EXERCISE DATA:
____
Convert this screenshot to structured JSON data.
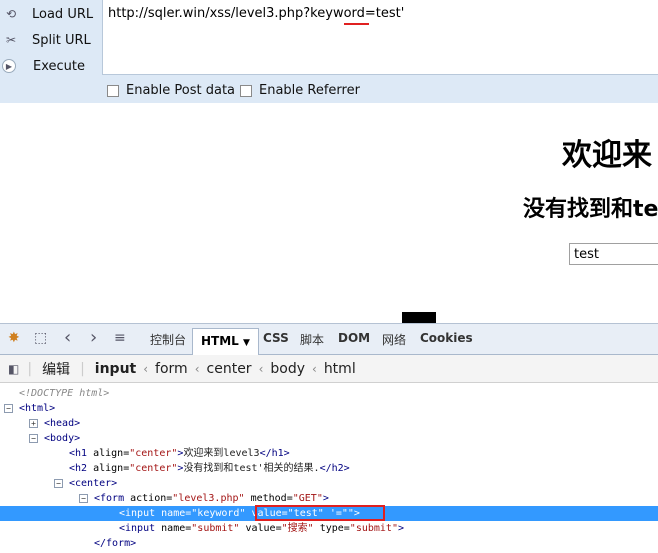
{
  "hackbar": {
    "buttons": [
      {
        "label": "Load URL",
        "icon": "load-url-icon"
      },
      {
        "label": "Split URL",
        "icon": "scissors-icon"
      },
      {
        "label": "Execute",
        "icon": "play-icon"
      }
    ],
    "url": "http://sqler.win/xss/level3.php?keyword=test'",
    "options": [
      "Enable Post data",
      "Enable Referrer"
    ]
  },
  "page": {
    "h1": "欢迎来",
    "h2": "没有找到和te",
    "input_value": "test"
  },
  "devtools": {
    "tabs": [
      "控制台",
      "HTML",
      "CSS",
      "脚本",
      "DOM",
      "网络",
      "Cookies"
    ],
    "active_tab": "HTML",
    "edit_label": "编辑",
    "breadcrumbs": [
      "input",
      "form",
      "center",
      "body",
      "html"
    ],
    "tree": {
      "doctype": "<!DOCTYPE html>",
      "html": "<html>",
      "head": "<head>",
      "body": "<body>",
      "h1_attr": "center",
      "h1_text": "欢迎来到level3",
      "h2_attr": "center",
      "h2_text": "没有找到和test'相关的结果.",
      "center": "<center>",
      "form_action": "level3.php",
      "form_method": "GET",
      "input1_name": "keyword",
      "input1_value": "test",
      "input1_extra": "=\"\"",
      "input2_name": "submit",
      "input2_value": "搜索",
      "input2_type": "submit",
      "form_close": "</form>"
    }
  },
  "colors": {
    "hackbar_bg": "#dde9f6",
    "selection": "#3399ff",
    "highlight_red": "#e02020"
  }
}
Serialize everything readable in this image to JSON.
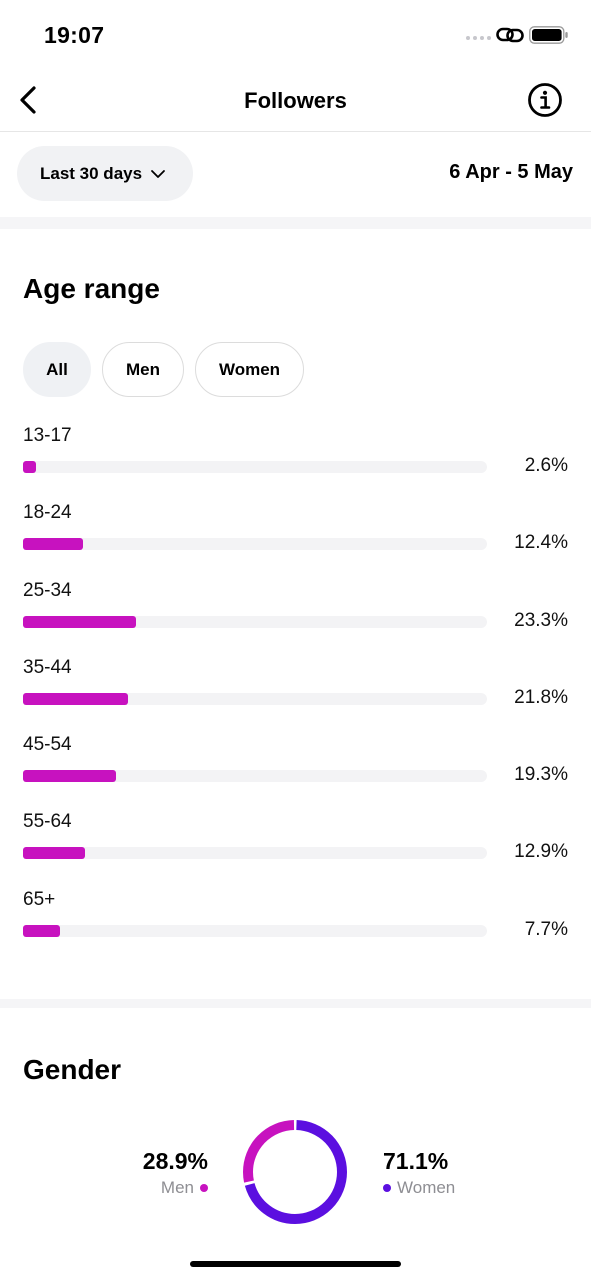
{
  "status_bar": {
    "time": "19:07"
  },
  "header": {
    "title": "Followers"
  },
  "filter": {
    "period_label": "Last 30 days",
    "date_range": "6 Apr - 5 May"
  },
  "age_range": {
    "title": "Age range",
    "chips": [
      {
        "label": "All",
        "selected": true
      },
      {
        "label": "Men",
        "selected": false
      },
      {
        "label": "Women",
        "selected": false
      }
    ],
    "bar_color": "#c712bf",
    "rows": [
      {
        "label": "13-17",
        "value_text": "2.6%",
        "value": 2.6
      },
      {
        "label": "18-24",
        "value_text": "12.4%",
        "value": 12.4
      },
      {
        "label": "25-34",
        "value_text": "23.3%",
        "value": 23.3
      },
      {
        "label": "35-44",
        "value_text": "21.8%",
        "value": 21.8
      },
      {
        "label": "45-54",
        "value_text": "19.3%",
        "value": 19.3
      },
      {
        "label": "55-64",
        "value_text": "12.9%",
        "value": 12.9
      },
      {
        "label": "65+",
        "value_text": "7.7%",
        "value": 7.7
      }
    ]
  },
  "gender": {
    "title": "Gender",
    "men": {
      "label": "Men",
      "value_text": "28.9%",
      "value": 28.9,
      "color": "#c712bf"
    },
    "women": {
      "label": "Women",
      "value_text": "71.1%",
      "value": 71.1,
      "color": "#5b0fe0"
    }
  }
}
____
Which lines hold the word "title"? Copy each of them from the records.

ANSWER AREA:
    "title": "Followers"
    "title": "Age range",
    "title": "Gender",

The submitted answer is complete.